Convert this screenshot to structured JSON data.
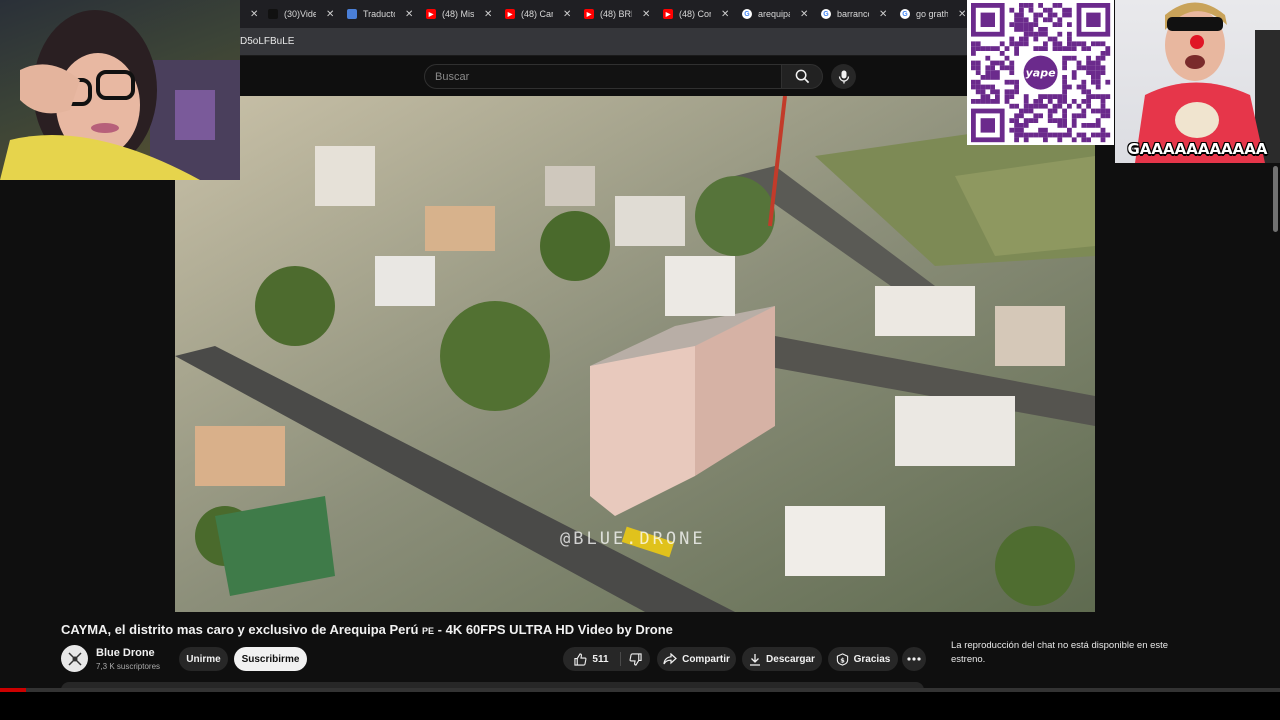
{
  "browser": {
    "tabs": [
      {
        "title": "(30)Vide",
        "icon": "tiktok-icon",
        "color": "#111111"
      },
      {
        "title": "Traducto",
        "icon": "translate-icon",
        "color": "#4a7fd8"
      },
      {
        "title": "(48) Mis",
        "icon": "youtube-icon",
        "color": "#ff0000"
      },
      {
        "title": "(48) Car",
        "icon": "youtube-icon",
        "color": "#ff0000"
      },
      {
        "title": "(48) BRN",
        "icon": "youtube-icon",
        "color": "#ff0000"
      },
      {
        "title": "(48) Con",
        "icon": "youtube-icon",
        "color": "#ff0000"
      },
      {
        "title": "arequipa",
        "icon": "google-icon",
        "color": "#ffffff"
      },
      {
        "title": "barranco",
        "icon": "google-icon",
        "color": "#ffffff"
      },
      {
        "title": "go grath",
        "icon": "google-icon",
        "color": "#ffffff"
      }
    ],
    "url_fragment": "D5oLFBuLE"
  },
  "header": {
    "search_placeholder": "Buscar"
  },
  "video": {
    "watermark": "@BLUE.DRONE",
    "title": "CAYMA, el distrito mas caro y exclusivo de Arequipa Perú",
    "title_country": "PE",
    "title_suffix": "- 4K 60FPS ULTRA HD Video by Drone",
    "progress": 0.02
  },
  "channel": {
    "name": "Blue Drone",
    "subscribers": "7,3 K suscriptores",
    "join_label": "Unirme",
    "subscribe_label": "Suscribirme"
  },
  "actions": {
    "likes": "511",
    "share_label": "Compartir",
    "download_label": "Descargar",
    "thanks_label": "Gracias"
  },
  "chat": {
    "message": "La reproducción del chat no está disponible en este estreno."
  },
  "overlay": {
    "qr_brand": "yape",
    "guest_caption": "GAAAAAAAAAAA"
  },
  "colors": {
    "accent_red": "#cc0000",
    "yape_purple": "#6b2a8c"
  }
}
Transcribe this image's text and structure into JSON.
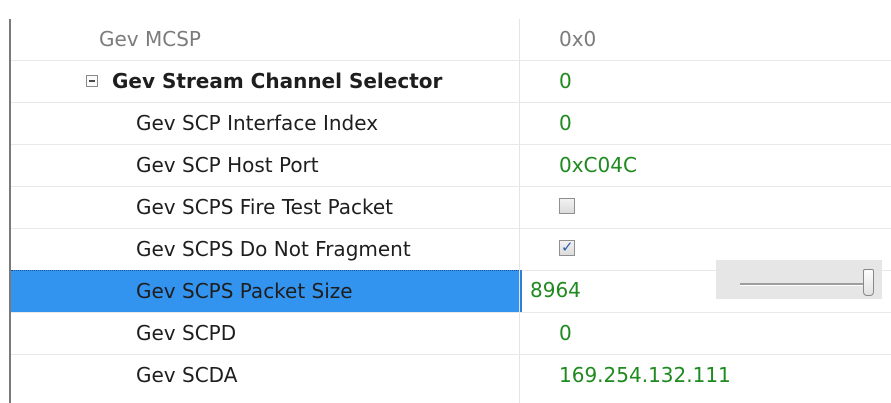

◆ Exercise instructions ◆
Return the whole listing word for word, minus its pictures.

◆ Reply to the task ◆
Convert this screenshot to structured JSON data.
{
  "browser": {
    "tabs": [
      {
        "title": "(30)Vide",
        "icon": "tiktok-icon",
        "color": "#111111"
      },
      {
        "title": "Traducto",
        "icon": "translate-icon",
        "color": "#4a7fd8"
      },
      {
        "title": "(48) Mis",
        "icon": "youtube-icon",
        "color": "#ff0000"
      },
      {
        "title": "(48) Car",
        "icon": "youtube-icon",
        "color": "#ff0000"
      },
      {
        "title": "(48) BRN",
        "icon": "youtube-icon",
        "color": "#ff0000"
      },
      {
        "title": "(48) Con",
        "icon": "youtube-icon",
        "color": "#ff0000"
      },
      {
        "title": "arequipa",
        "icon": "google-icon",
        "color": "#ffffff"
      },
      {
        "title": "barranco",
        "icon": "google-icon",
        "color": "#ffffff"
      },
      {
        "title": "go grath",
        "icon": "google-icon",
        "color": "#ffffff"
      }
    ],
    "url_fragment": "D5oLFBuLE"
  },
  "header": {
    "search_placeholder": "Buscar"
  },
  "video": {
    "watermark": "@BLUE.DRONE",
    "title": "CAYMA, el distrito mas caro y exclusivo de Arequipa Perú",
    "title_country": "PE",
    "title_suffix": "- 4K 60FPS ULTRA HD Video by Drone",
    "progress": 0.02
  },
  "channel": {
    "name": "Blue Drone",
    "subscribers": "7,3 K suscriptores",
    "join_label": "Unirme",
    "subscribe_label": "Suscribirme"
  },
  "actions": {
    "likes": "511",
    "share_label": "Compartir",
    "download_label": "Descargar",
    "thanks_label": "Gracias"
  },
  "chat": {
    "message": "La reproducción del chat no está disponible en este estreno."
  },
  "overlay": {
    "qr_brand": "yape",
    "guest_caption": "GAAAAAAAAAAA"
  },
  "colors": {
    "accent_red": "#cc0000",
    "yape_purple": "#6b2a8c"
  }
}
Transcribe this image's text and structure into JSON.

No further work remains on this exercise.